Suggestions for Further Reading

Bercovitch, Sacvan. The Office Of The Scarlet Letter. New York: Transaction Publishers, 2013.

In this short, dense book, Bercovitch uses Hawthorne’s novel to critique the idea of “Americanness.” He considers the ways in which Hawthorne’s text impacted not just American literature, but broader cultural ideas and concepts of national identity.

Berlant, Lauren. The Anatomy Of A National Fantasy: Hawthorne, Utopia, And Everyday Life. Chicago: University Of Chicago Press, 1991.

This book offers a scholarly analysis of Hawthorne’s novel that combines feminist and political critique. Berlant considers how Hawthorne engaged with both ideas and utopian fantasies of what it meant to be American and projected these questions onto the gendered struggles of Hester Prynne.

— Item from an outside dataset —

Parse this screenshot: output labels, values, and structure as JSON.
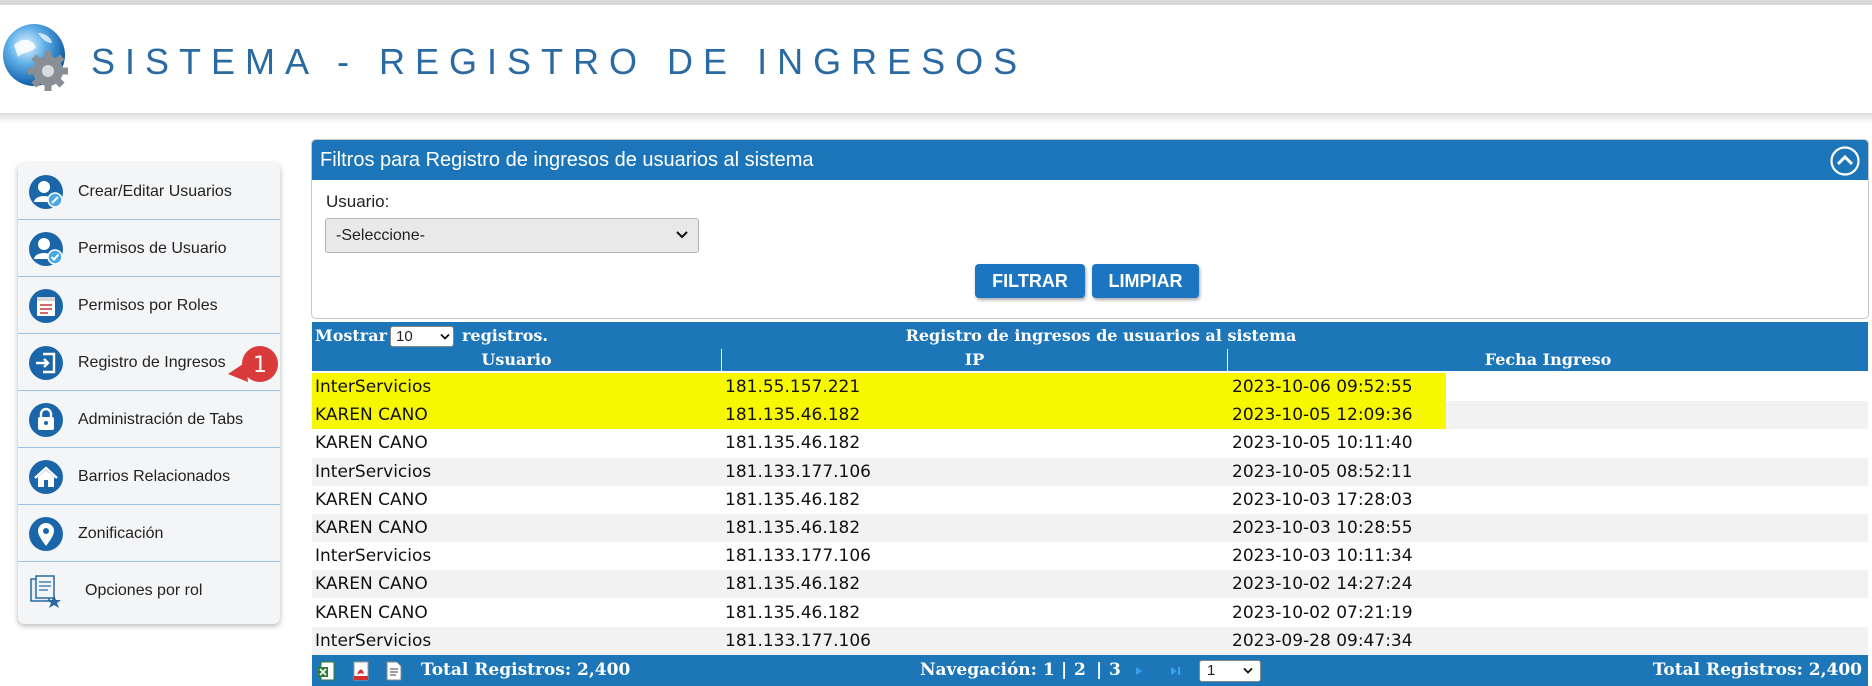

Colacurccio, Michael. “Footsteps Of Anne Hutchinson: The Context Of The Scarlet Letter.” ELH 39.3 (1972): 459-94.

In this essay, Michael Colaruccio studies the role Anne Hutchinson played in Hawthorne's creation of Hester Prynne. It contains a great deal of valuable information about Hawthorne's long-standing interest in Hutchinson.

Dryden, Edgar. The Form Of American Romance. Baltimore, MD: Johns Hopkins University Press, 1988.

This book makes a case for the "American Romance" as a distinctive genre in American literary history. For Dryden, the romance is unique because it encourages the reader to interact with the author in a way realist novels typically don't.

Last, Suzan. “Hawthorne’s Feminine Voices: Reading ‘The Scarlet Letter’ as a Woman” The Journal Of Narrative Technique 27.3 (1997): 349-76.

Last’s essay is both an analysis of The Scarlet Letter as well as a personal account of the author's experience reading the novel. She discusses masculine and feminine elements in the novel's voice and structure.

Miller, Edwin Haviland. Salem Is My Dwelling Place: Life Of Nathaniel Hawthorne. Iowa City: University Of Iowa Press, 1991.

This classic biography of Nathaniel Hawthorne traces the author's life from his birth to his death. It gives special attention to the role of place in Hawthorne's life and work.